> [Records supplied]:
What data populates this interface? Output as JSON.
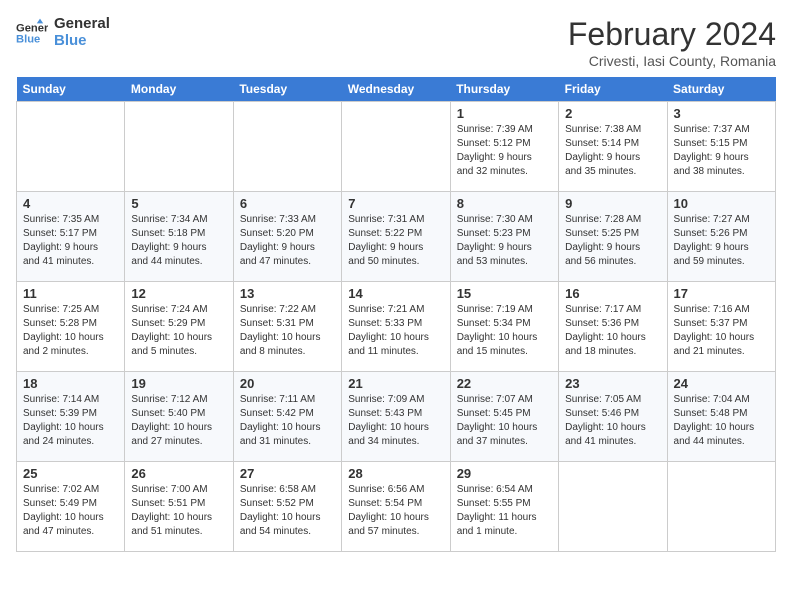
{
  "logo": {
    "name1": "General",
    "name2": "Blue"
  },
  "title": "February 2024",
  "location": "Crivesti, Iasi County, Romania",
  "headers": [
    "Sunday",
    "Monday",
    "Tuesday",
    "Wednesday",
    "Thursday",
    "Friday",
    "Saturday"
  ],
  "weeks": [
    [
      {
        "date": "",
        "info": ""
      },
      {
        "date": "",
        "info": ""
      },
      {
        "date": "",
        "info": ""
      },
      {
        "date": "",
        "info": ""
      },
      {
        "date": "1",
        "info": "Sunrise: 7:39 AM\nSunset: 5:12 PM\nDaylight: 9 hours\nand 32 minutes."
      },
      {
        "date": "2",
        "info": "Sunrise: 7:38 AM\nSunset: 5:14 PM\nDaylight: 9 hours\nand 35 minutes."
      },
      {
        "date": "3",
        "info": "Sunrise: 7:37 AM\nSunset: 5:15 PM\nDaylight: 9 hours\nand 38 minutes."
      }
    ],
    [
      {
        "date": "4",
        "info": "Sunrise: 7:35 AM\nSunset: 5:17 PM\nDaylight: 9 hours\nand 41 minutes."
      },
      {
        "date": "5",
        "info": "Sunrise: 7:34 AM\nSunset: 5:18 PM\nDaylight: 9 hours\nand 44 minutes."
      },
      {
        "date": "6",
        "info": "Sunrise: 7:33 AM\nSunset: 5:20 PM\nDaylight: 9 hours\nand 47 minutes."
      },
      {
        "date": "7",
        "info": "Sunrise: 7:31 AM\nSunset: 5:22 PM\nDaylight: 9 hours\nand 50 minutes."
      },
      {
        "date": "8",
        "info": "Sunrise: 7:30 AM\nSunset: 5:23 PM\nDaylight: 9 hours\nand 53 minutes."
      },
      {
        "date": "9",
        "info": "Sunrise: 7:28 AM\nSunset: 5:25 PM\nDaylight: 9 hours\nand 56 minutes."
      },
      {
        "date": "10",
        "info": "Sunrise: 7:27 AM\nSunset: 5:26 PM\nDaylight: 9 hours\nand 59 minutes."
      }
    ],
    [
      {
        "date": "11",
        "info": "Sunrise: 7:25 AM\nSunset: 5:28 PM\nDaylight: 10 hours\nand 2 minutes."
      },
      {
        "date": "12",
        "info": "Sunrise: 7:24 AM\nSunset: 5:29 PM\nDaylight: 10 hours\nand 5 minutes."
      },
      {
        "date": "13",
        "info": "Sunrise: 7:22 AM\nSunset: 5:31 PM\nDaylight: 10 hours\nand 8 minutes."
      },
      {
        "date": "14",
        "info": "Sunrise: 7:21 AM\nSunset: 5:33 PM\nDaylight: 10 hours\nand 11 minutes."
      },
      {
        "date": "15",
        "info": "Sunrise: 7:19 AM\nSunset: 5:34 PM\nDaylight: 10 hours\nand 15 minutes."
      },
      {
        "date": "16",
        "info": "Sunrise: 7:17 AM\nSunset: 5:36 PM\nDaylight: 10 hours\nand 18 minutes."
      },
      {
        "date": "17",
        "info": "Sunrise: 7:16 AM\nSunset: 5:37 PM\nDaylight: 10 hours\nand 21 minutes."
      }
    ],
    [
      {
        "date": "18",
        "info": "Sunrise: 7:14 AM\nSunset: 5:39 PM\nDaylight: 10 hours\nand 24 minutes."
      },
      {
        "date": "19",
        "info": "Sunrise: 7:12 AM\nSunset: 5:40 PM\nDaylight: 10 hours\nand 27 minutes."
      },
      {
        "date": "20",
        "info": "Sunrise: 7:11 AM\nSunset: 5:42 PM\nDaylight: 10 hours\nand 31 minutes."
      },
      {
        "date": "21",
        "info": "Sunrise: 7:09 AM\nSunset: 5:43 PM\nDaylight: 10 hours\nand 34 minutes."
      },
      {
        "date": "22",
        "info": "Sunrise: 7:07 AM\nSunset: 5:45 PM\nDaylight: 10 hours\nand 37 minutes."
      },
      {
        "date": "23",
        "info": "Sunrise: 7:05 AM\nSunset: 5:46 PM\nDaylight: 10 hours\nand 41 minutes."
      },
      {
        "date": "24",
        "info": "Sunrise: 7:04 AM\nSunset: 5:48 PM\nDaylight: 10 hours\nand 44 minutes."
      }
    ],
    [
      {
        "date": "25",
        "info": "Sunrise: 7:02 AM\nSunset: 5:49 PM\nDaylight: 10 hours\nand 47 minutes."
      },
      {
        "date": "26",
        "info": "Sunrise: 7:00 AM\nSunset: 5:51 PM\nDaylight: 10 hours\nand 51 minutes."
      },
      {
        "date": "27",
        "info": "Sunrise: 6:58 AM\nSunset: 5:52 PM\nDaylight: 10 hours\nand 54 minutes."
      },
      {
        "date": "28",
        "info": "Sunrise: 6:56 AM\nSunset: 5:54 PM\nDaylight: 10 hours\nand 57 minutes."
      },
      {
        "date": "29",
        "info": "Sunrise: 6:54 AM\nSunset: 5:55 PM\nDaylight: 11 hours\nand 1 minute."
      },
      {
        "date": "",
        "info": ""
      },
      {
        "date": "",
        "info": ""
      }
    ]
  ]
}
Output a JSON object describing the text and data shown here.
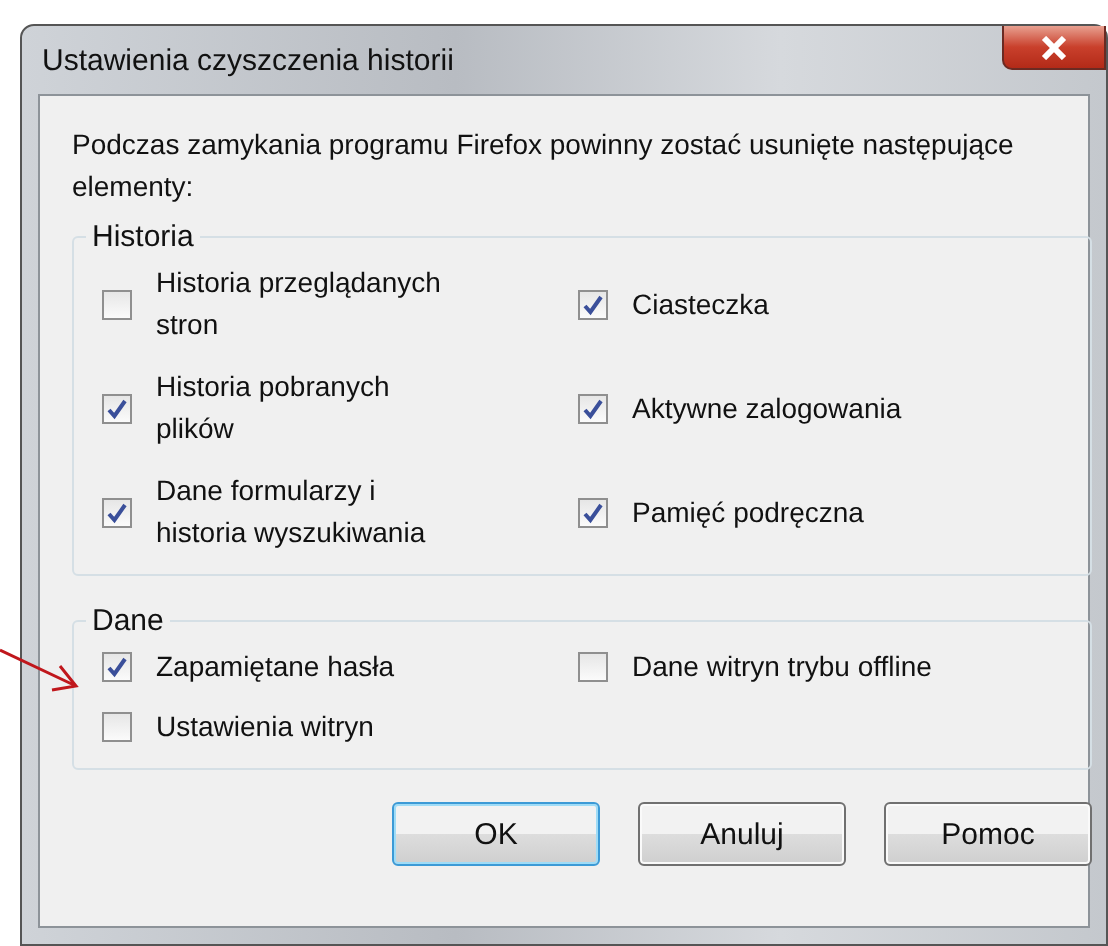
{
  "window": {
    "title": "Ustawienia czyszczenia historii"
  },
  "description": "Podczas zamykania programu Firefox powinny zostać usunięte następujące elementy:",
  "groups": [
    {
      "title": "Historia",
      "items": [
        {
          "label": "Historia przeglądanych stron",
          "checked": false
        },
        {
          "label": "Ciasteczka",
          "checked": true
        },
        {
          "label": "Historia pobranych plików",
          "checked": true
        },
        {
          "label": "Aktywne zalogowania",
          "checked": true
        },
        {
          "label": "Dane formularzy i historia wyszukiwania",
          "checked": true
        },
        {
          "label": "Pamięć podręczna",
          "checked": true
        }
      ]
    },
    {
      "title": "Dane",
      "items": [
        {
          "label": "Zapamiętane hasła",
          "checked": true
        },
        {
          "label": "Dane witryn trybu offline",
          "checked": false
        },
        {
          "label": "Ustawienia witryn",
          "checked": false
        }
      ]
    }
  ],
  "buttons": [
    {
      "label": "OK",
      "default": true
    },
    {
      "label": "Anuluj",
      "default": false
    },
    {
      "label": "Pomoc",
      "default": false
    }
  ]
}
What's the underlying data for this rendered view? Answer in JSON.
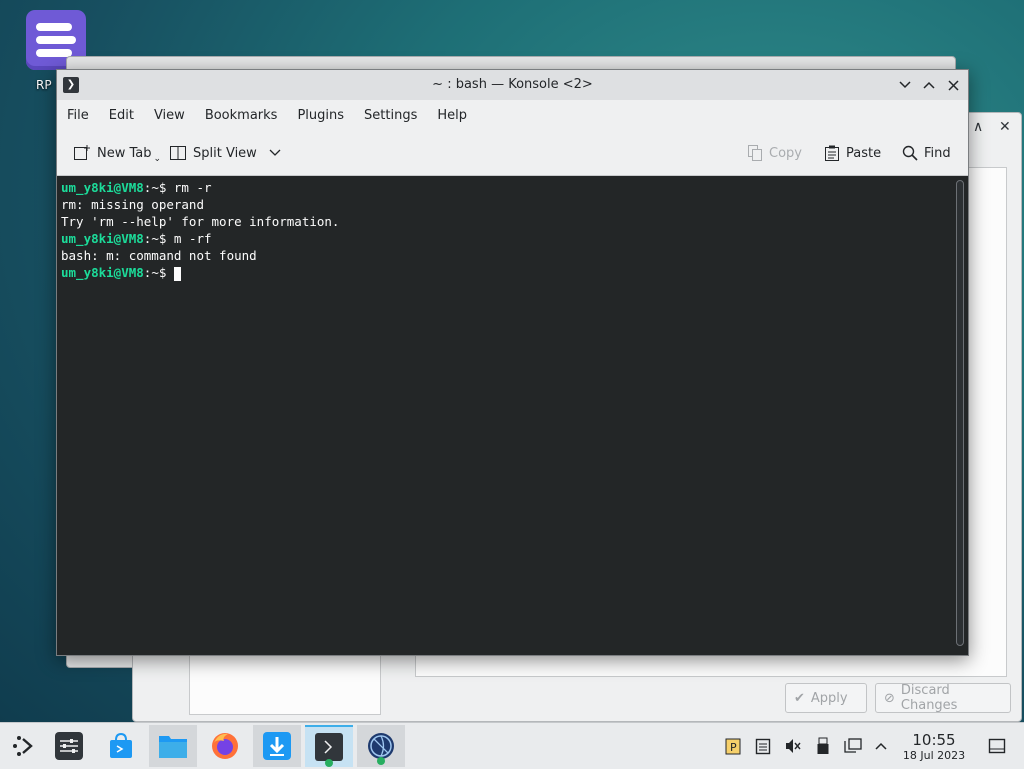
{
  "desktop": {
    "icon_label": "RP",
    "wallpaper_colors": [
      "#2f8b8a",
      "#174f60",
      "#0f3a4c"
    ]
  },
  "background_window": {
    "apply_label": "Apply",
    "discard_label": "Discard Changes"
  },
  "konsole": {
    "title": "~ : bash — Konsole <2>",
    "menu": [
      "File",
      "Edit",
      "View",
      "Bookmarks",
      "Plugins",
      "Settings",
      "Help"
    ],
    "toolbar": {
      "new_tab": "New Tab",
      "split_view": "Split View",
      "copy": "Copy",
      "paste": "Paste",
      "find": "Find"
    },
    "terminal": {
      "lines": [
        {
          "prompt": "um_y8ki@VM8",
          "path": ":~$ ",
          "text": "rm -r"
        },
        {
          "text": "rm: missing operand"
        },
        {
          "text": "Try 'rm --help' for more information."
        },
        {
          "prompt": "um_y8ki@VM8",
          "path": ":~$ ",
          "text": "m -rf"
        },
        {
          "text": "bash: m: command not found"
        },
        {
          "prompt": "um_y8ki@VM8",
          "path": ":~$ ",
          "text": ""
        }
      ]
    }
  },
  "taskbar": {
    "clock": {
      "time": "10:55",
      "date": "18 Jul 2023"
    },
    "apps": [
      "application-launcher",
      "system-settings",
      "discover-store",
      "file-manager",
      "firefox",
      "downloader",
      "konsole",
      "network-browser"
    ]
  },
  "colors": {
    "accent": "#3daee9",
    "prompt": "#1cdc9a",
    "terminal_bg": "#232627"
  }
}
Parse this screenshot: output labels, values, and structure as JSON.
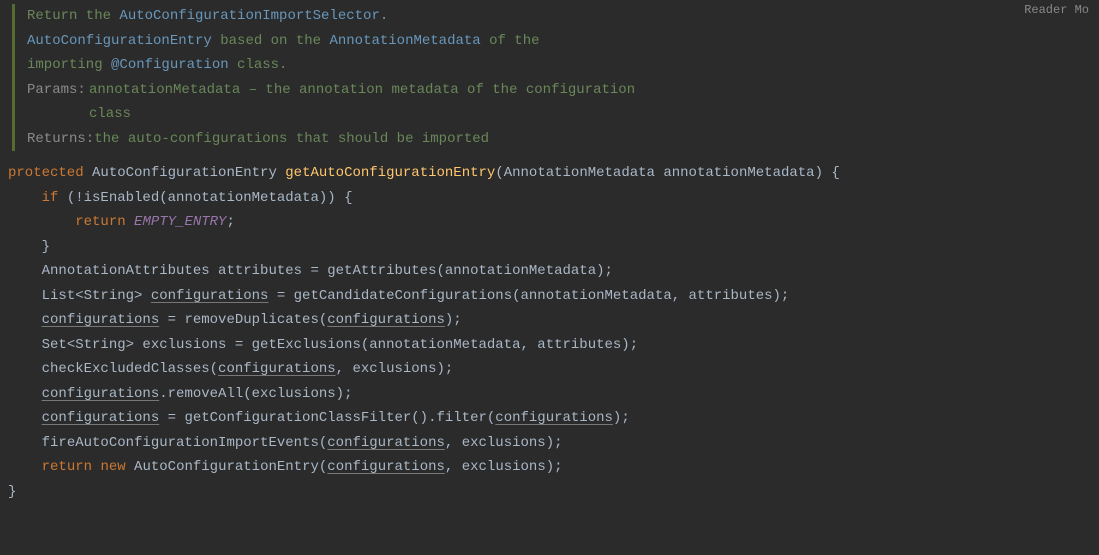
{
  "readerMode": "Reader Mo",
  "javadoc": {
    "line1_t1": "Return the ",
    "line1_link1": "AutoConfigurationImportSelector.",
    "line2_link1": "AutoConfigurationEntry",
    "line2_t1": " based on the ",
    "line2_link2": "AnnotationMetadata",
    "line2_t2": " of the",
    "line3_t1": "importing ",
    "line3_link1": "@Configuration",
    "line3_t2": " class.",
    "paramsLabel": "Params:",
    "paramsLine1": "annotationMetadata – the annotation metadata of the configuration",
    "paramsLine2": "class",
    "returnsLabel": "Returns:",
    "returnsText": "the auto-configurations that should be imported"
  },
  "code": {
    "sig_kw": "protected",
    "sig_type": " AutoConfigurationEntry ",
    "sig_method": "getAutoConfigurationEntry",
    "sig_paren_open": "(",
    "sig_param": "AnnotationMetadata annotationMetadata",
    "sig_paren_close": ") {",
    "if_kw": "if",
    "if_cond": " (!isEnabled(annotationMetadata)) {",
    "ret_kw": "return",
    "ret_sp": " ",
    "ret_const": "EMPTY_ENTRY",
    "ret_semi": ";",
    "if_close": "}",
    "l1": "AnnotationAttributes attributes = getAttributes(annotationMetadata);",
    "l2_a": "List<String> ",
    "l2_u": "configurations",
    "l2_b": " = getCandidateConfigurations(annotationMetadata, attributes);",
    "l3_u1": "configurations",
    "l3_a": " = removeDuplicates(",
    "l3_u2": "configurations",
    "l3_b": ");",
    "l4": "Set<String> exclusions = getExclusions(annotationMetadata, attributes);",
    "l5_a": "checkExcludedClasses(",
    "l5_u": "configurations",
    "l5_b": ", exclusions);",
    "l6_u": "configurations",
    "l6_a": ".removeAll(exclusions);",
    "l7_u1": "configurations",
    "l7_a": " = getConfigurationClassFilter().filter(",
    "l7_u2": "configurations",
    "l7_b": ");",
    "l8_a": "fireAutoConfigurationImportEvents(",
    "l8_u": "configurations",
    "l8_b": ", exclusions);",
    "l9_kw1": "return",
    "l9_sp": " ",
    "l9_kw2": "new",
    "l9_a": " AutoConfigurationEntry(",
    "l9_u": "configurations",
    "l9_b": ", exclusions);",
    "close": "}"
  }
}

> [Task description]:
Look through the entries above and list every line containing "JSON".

> [Answer for this exercise]:
What data populates this interface? Output as JSON.
Output a JSON object describing the text and data shown here.
What's the underlying data for this rendered view? Answer in JSON.
Parse this screenshot: output labels, values, and structure as JSON.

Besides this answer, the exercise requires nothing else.